What is required = Go through the entries and count the lines with the string "wallet" in them. Give only that number.

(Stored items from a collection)
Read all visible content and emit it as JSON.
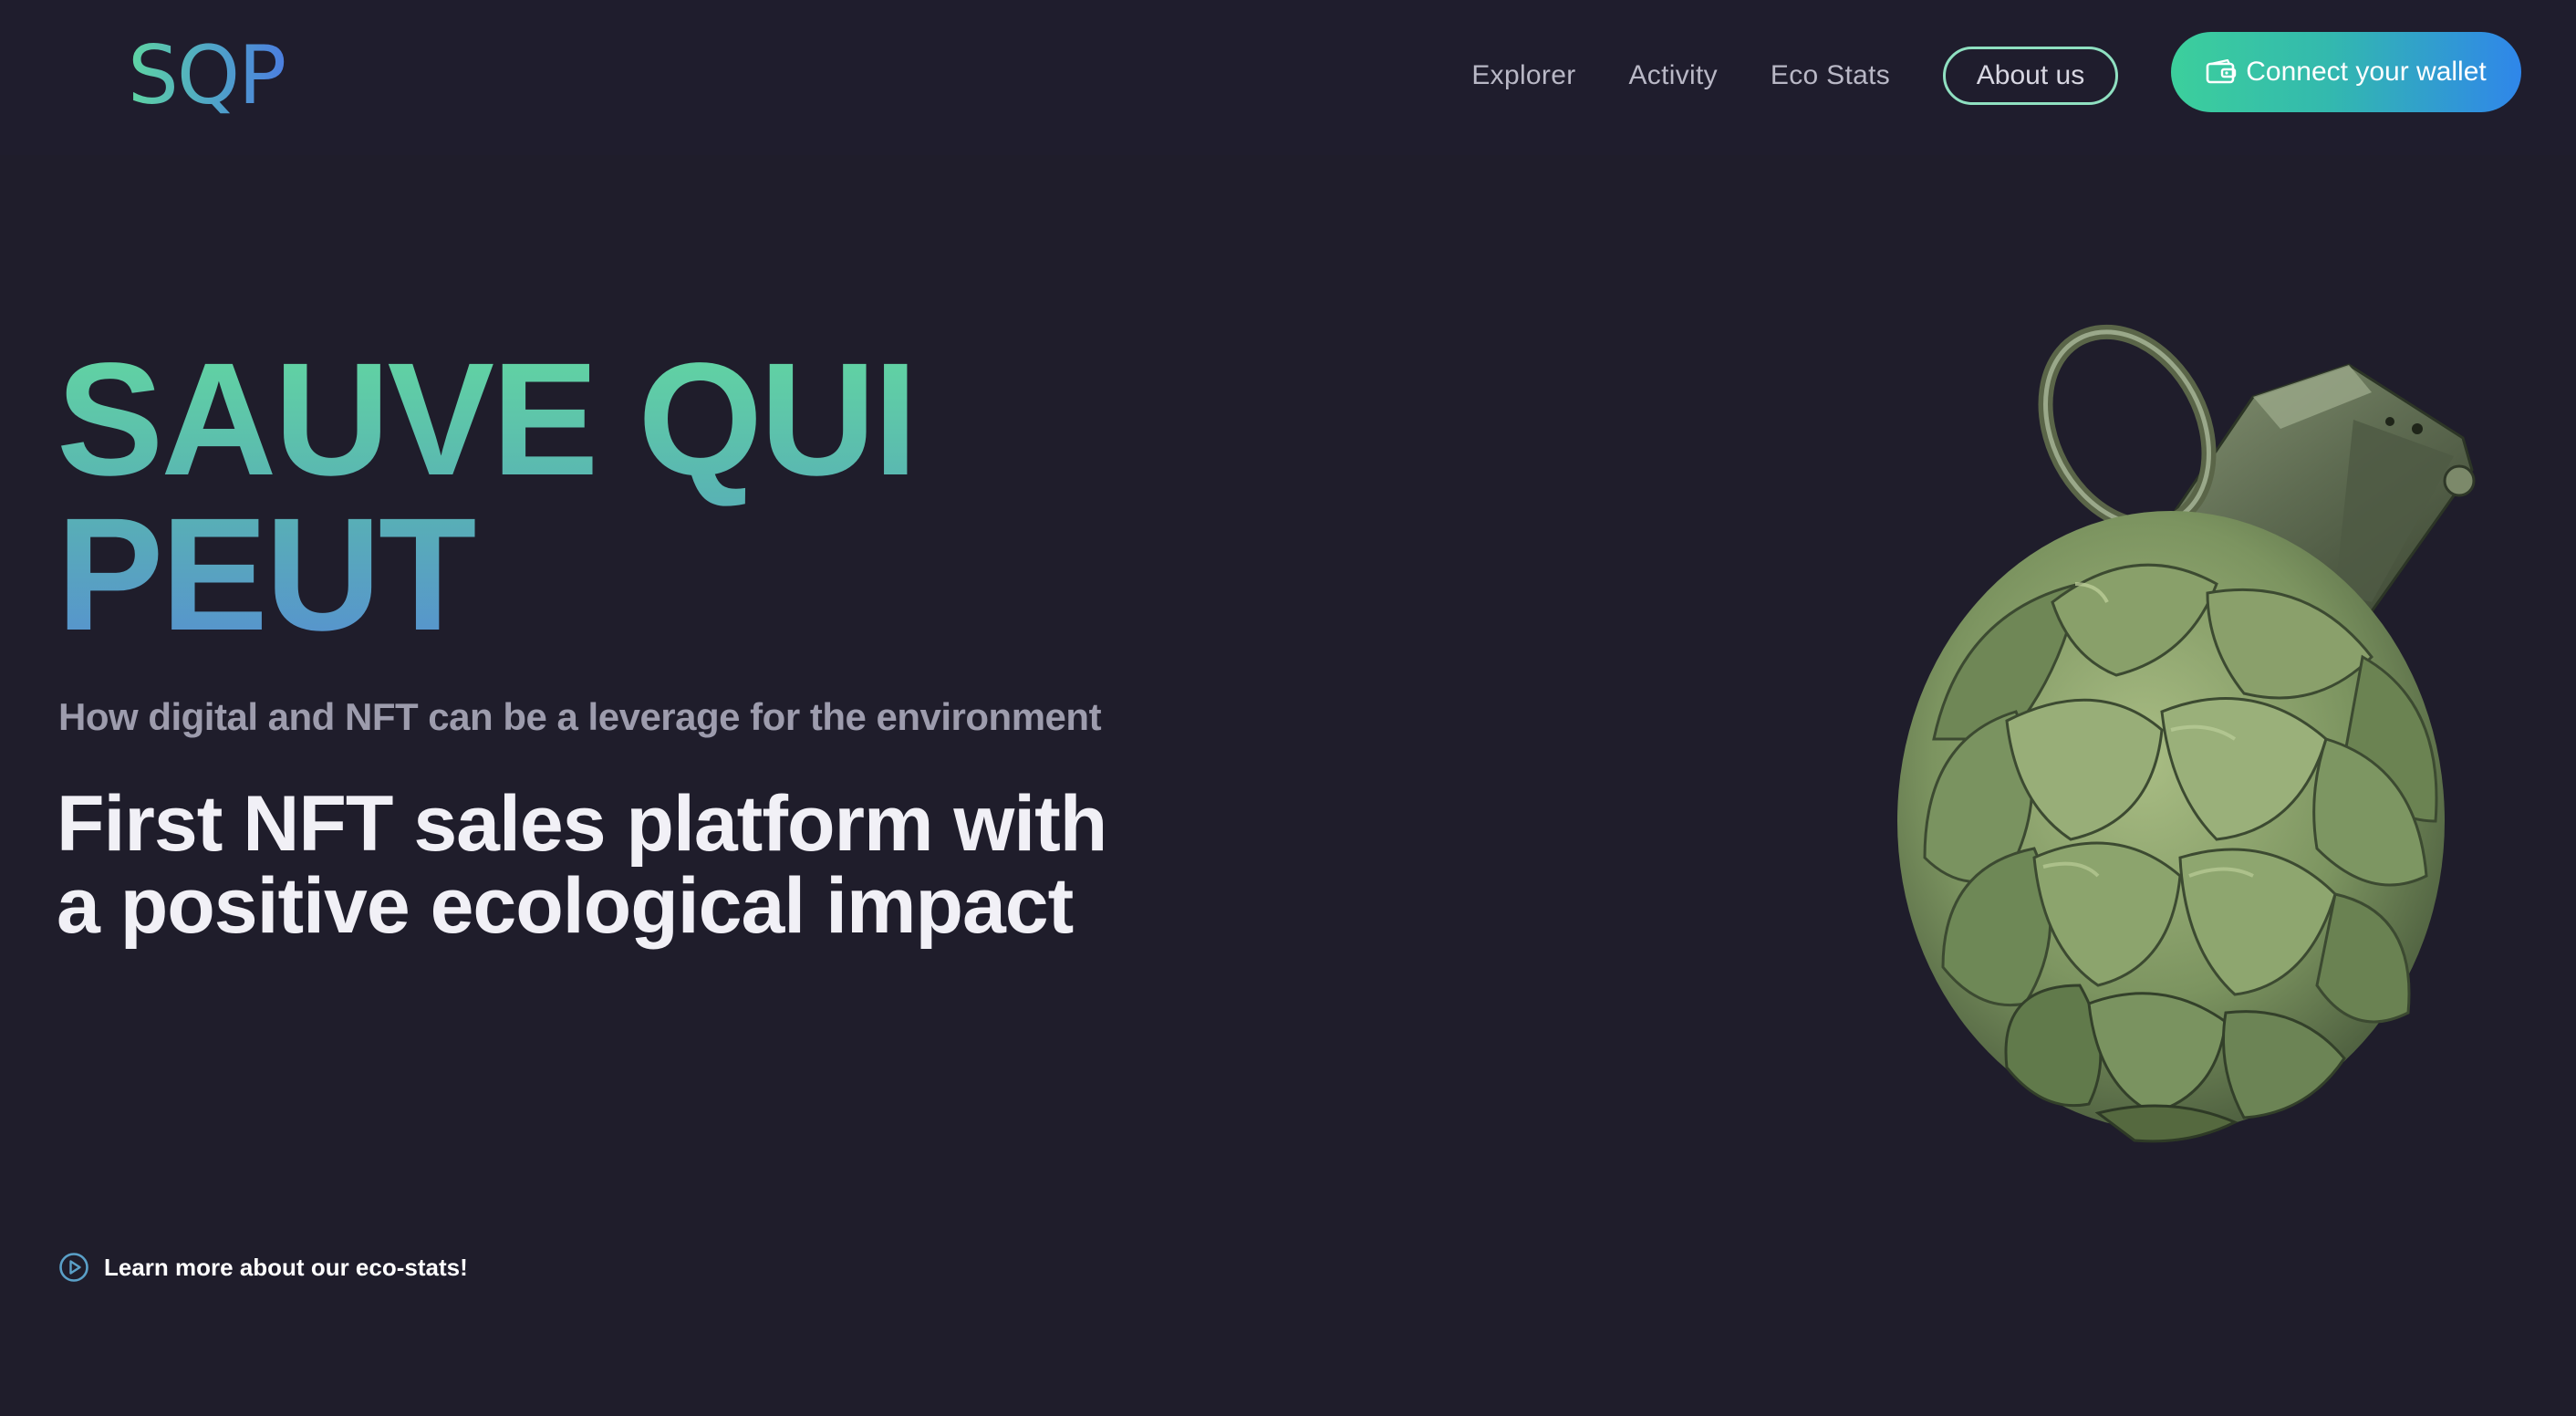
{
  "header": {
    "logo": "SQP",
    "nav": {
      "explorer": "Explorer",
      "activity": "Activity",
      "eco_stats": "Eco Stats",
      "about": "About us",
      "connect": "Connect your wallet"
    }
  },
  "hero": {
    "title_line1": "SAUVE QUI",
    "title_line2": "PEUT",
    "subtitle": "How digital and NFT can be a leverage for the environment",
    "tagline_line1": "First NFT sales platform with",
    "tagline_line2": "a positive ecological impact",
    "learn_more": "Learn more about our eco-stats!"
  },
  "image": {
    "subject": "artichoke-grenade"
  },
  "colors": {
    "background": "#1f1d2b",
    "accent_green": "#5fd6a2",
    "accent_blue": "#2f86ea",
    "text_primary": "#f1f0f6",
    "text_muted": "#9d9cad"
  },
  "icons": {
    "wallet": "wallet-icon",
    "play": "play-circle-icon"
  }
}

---

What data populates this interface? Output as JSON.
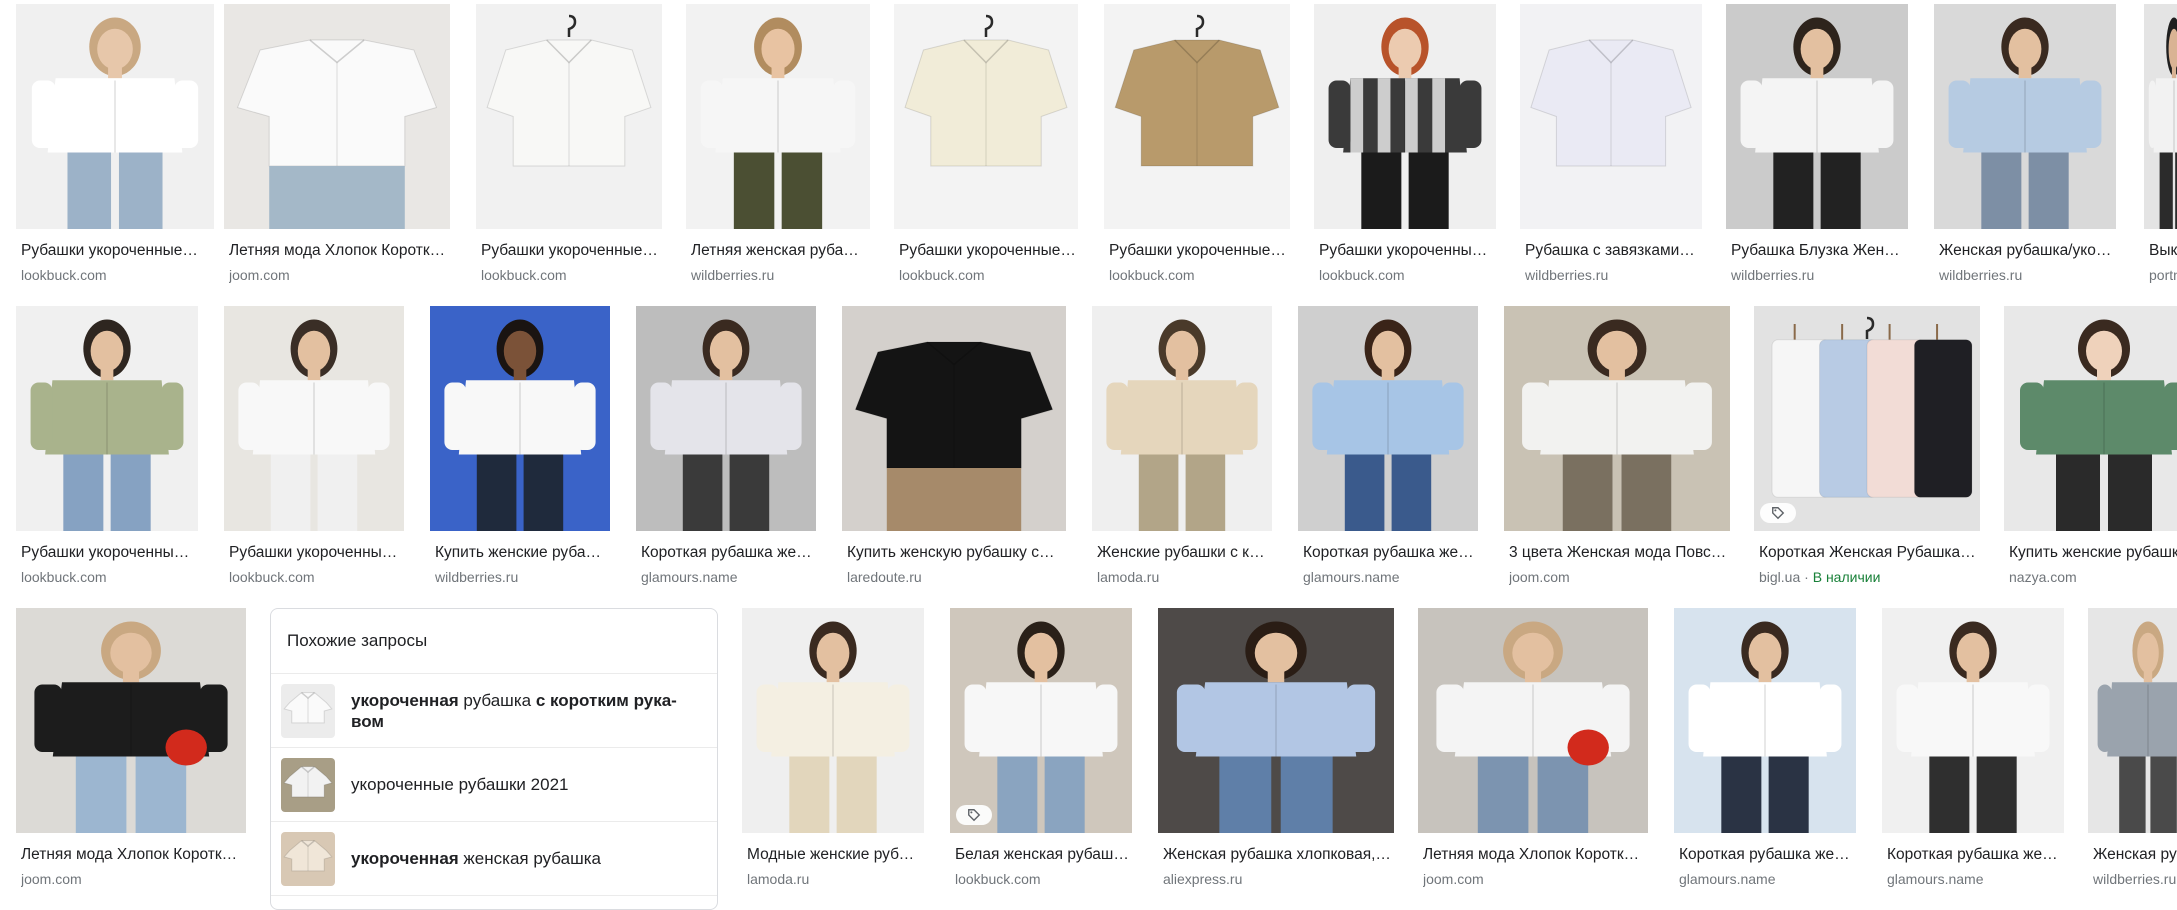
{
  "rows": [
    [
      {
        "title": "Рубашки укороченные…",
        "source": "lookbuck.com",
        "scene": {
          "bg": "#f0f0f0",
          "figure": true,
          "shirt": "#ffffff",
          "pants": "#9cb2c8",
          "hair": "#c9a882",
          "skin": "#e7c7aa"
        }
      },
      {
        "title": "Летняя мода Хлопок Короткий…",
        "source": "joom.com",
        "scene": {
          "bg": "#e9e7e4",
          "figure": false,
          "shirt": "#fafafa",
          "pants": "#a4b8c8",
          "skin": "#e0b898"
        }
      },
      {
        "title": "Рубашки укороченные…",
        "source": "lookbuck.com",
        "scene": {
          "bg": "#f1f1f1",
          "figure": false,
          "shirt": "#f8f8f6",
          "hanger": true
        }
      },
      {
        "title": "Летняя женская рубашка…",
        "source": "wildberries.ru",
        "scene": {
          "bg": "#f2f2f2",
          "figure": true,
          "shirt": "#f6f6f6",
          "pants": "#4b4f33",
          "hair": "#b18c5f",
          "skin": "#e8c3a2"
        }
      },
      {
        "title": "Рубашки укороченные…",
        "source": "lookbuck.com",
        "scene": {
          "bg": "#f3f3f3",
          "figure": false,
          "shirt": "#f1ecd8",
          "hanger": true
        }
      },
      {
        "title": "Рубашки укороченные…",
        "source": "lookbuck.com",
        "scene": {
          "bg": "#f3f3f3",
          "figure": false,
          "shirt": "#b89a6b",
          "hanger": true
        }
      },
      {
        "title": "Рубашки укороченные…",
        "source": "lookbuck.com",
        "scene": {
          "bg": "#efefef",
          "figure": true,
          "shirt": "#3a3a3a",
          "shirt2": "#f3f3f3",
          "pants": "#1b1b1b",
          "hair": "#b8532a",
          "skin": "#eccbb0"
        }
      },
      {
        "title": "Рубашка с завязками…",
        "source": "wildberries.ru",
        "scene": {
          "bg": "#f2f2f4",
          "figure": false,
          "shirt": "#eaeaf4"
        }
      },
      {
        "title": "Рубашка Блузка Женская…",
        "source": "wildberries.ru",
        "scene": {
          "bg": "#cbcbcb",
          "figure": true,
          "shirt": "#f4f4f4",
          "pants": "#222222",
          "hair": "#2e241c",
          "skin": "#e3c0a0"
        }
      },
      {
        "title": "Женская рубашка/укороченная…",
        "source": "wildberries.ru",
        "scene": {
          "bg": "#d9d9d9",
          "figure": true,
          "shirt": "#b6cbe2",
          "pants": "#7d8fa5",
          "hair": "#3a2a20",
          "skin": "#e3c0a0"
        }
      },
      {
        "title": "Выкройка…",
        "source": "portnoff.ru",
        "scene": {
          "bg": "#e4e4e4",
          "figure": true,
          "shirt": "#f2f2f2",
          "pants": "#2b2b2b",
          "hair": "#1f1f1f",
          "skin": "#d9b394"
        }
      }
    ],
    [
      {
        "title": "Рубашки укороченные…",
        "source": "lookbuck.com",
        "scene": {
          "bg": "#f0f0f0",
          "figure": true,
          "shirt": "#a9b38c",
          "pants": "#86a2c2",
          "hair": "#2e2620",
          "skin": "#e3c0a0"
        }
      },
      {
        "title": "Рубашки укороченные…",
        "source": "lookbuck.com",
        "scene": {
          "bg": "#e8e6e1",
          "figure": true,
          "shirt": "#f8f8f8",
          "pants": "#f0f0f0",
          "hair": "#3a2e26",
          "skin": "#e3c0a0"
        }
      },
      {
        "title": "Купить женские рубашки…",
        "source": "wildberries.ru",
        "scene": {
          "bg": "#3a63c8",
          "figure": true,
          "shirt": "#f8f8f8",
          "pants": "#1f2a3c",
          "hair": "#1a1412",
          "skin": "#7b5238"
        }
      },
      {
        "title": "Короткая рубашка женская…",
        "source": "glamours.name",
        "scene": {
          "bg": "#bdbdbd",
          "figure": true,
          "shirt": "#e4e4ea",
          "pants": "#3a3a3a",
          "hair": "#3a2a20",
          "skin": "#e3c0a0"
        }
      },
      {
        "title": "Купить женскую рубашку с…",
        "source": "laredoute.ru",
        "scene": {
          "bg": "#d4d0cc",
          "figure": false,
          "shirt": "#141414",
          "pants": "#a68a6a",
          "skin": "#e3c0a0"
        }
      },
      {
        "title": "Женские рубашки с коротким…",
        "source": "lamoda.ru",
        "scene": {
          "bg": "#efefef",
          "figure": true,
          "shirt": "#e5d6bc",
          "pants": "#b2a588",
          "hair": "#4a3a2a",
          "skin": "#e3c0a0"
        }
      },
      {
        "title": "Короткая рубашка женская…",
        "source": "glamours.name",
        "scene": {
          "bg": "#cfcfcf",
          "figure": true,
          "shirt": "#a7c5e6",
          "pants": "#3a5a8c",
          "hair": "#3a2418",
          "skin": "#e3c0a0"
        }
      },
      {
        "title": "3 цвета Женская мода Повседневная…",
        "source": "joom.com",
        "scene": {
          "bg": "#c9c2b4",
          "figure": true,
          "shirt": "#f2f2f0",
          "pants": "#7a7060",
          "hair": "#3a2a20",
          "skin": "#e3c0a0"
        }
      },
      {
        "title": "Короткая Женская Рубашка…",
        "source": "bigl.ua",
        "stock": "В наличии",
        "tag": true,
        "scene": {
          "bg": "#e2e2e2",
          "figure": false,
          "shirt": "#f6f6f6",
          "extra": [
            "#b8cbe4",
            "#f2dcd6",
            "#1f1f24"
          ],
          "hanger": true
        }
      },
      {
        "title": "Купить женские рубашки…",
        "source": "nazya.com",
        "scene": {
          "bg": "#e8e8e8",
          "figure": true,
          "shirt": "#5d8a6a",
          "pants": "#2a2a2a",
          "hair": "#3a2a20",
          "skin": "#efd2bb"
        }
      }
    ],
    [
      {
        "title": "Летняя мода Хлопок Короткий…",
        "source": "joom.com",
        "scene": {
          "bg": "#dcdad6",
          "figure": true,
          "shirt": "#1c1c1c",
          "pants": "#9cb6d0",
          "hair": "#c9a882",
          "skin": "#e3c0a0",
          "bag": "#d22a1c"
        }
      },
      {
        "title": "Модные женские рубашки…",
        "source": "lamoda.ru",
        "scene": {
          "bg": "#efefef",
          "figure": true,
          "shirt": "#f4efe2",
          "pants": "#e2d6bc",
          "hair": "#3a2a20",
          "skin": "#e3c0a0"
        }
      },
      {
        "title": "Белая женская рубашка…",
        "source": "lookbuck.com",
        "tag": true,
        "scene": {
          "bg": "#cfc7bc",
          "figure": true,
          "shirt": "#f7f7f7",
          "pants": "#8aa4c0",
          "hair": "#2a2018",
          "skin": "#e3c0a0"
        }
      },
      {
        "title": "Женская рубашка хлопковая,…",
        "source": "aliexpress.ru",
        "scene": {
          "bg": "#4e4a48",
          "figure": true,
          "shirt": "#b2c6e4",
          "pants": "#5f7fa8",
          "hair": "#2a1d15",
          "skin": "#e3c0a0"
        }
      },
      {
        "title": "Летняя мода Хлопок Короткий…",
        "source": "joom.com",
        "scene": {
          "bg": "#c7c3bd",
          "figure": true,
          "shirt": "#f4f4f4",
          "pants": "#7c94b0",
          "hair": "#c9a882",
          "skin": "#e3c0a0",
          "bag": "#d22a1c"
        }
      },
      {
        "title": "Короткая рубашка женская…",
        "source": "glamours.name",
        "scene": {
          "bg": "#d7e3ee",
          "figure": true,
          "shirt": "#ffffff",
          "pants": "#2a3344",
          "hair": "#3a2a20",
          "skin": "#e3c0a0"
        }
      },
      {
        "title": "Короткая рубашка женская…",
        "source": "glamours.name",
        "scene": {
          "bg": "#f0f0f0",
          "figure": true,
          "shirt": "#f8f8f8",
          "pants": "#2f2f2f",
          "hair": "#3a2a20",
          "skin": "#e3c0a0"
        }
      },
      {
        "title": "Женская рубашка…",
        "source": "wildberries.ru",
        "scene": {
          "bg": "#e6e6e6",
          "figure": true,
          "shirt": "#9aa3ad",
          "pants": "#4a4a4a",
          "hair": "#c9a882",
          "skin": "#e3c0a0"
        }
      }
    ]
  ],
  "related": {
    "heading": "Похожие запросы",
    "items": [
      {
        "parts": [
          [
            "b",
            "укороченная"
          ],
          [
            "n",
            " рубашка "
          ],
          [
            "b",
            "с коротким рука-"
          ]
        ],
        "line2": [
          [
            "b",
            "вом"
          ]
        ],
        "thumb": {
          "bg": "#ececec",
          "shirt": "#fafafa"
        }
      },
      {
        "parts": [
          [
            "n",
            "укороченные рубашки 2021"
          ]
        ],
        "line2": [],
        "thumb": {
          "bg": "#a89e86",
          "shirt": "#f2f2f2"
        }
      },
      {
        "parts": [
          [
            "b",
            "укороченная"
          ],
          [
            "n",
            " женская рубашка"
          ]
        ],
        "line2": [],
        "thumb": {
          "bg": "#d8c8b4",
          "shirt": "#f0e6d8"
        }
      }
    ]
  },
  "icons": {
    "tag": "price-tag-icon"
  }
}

Response for this exercise = 2